Directions: Repeat each line of the records below exactly.

___ Records for processing ___

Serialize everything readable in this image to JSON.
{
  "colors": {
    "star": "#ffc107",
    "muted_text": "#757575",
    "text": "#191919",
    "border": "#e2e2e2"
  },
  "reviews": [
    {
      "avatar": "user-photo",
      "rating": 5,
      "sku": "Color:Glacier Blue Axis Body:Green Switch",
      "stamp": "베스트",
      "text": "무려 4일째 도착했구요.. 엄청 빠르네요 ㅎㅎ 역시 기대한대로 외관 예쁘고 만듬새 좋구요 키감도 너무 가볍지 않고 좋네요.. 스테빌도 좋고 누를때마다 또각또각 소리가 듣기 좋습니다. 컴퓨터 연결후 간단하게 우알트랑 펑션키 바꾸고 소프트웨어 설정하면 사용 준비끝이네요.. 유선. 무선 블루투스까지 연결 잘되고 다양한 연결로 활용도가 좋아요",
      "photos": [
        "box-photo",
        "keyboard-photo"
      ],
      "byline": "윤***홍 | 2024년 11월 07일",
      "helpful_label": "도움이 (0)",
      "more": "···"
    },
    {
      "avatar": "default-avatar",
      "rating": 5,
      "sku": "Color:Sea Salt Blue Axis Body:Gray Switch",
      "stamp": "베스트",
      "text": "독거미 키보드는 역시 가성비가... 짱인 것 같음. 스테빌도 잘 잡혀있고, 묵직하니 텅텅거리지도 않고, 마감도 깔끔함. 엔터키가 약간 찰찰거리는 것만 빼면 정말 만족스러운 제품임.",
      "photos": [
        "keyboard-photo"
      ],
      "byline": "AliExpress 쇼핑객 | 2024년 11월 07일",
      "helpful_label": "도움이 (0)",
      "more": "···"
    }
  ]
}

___

Result of the task:
Serialize everything readable in this image to JSON.
{
  "colors": {
    "star": "#ffc107",
    "muted_text": "#757575",
    "text": "#191919",
    "border": "#e2e2e2"
  },
  "reviews": [
    {
      "avatar": "user-photo",
      "rating": 5,
      "sku": "Color:Glacier Blue Axis Body:Green Switch",
      "stamp": "베스트",
      "text": "무려 4일째 도착했구요.. 엄청 빠르네요 ㅎㅎ 역시 기대한대로 외관 예쁘고 만듬새 좋구요 키감도 너무 가볍지 않고 좋네요.. 스테빌도 좋고 누를때마다 또각또각 소리가 듣기 좋습니다. 컴퓨터 연결후 간단하게 우알트랑 펑션키 바꾸고 소프트웨어 설정하면 사용 준비끝이네요.. 유선. 무선 블루투스까지 연결 잘되고 다양한 연결로 활용도가 좋아요",
      "photos": [
        "box-photo",
        "keyboard-photo"
      ],
      "byline": "윤***홍 | 2024년 11월 07일",
      "helpful_label": "도움이 (0)",
      "more": "···"
    },
    {
      "avatar": "default-avatar",
      "rating": 5,
      "sku": "Color:Sea Salt Blue Axis Body:Gray Switch",
      "stamp": "베스트",
      "text": "독거미 키보드는 역시 가성비가... 짱인 것 같음. 스테빌도 잘 잡혀있고, 묵직하니 텅텅거리지도 않고, 마감도 깔끔함. 엔터키가 약간 찰찰거리는 것만 빼면 정말 만족스러운 제품임.",
      "photos": [
        "keyboard-photo"
      ],
      "byline": "AliExpress 쇼핑객 | 2024년 11월 07일",
      "helpful_label": "도움이 (0)",
      "more": "···"
    }
  ]
}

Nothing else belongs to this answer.